■ WORK INSTRUCTIONS
Report every line of the records that contains the word "NSTP".

■ Dataset rows for apps and sites
◆ ◆ ◆ ◆ ◆ ◆ ◆

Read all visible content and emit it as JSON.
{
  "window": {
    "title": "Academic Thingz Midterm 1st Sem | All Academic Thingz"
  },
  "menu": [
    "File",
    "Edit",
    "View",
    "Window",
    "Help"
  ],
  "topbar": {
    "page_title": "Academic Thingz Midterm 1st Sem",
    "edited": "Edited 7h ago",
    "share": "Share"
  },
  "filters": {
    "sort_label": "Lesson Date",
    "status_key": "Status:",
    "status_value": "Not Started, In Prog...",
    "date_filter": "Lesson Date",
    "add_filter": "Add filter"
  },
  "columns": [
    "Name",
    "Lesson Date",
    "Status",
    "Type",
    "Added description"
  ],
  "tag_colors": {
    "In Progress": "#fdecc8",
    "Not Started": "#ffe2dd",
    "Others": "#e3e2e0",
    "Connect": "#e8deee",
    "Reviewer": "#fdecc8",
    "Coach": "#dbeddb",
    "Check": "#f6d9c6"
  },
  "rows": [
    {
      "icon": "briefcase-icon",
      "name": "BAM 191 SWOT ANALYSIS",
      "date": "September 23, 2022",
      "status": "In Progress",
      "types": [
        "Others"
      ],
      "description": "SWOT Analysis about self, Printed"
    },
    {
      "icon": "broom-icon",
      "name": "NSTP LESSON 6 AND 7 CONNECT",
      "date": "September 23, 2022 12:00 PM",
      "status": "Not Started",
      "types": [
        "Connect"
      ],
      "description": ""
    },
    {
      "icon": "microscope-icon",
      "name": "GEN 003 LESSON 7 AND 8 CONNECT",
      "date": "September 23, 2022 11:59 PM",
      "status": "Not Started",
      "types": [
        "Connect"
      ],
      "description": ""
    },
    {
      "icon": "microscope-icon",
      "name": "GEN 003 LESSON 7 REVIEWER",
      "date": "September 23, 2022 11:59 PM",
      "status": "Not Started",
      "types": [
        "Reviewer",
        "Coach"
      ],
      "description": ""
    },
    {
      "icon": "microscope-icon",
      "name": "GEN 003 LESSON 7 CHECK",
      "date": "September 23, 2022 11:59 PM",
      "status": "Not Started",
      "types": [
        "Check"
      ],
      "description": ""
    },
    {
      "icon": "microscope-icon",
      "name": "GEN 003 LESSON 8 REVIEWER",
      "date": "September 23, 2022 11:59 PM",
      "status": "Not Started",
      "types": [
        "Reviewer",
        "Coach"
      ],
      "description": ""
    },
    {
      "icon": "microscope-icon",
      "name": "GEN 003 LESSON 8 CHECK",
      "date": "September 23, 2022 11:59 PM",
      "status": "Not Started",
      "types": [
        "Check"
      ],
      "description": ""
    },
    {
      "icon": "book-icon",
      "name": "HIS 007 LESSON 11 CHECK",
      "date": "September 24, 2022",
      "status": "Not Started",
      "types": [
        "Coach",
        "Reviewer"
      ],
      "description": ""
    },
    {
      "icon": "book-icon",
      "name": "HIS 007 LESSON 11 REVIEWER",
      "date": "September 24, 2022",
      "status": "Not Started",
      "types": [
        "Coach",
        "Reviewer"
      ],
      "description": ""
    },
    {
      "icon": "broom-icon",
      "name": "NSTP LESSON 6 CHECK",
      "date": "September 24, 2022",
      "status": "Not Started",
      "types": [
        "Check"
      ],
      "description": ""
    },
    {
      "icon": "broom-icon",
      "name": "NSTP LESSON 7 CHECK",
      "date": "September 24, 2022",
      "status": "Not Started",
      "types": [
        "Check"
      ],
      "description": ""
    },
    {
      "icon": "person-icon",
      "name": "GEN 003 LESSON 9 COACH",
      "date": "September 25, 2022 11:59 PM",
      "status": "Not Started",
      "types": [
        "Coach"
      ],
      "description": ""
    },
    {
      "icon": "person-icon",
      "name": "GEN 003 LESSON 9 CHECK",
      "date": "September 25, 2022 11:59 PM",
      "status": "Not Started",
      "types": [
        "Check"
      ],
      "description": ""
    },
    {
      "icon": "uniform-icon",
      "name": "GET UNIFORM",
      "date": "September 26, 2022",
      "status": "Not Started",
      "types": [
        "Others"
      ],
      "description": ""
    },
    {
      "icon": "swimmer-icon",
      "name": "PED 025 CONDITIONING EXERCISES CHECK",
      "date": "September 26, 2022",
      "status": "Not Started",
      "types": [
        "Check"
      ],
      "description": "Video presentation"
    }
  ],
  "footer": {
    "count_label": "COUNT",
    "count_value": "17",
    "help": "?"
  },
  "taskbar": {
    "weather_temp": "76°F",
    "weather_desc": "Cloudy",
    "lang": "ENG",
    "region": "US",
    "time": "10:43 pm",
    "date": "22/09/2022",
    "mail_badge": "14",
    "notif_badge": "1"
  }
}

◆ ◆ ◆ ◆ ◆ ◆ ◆

■ EXERCISE RESULT
      "name": "NSTP LESSON 6 AND 7 CONNECT",
      "name": "NSTP LESSON 6 CHECK",
      "name": "NSTP LESSON 7 CHECK",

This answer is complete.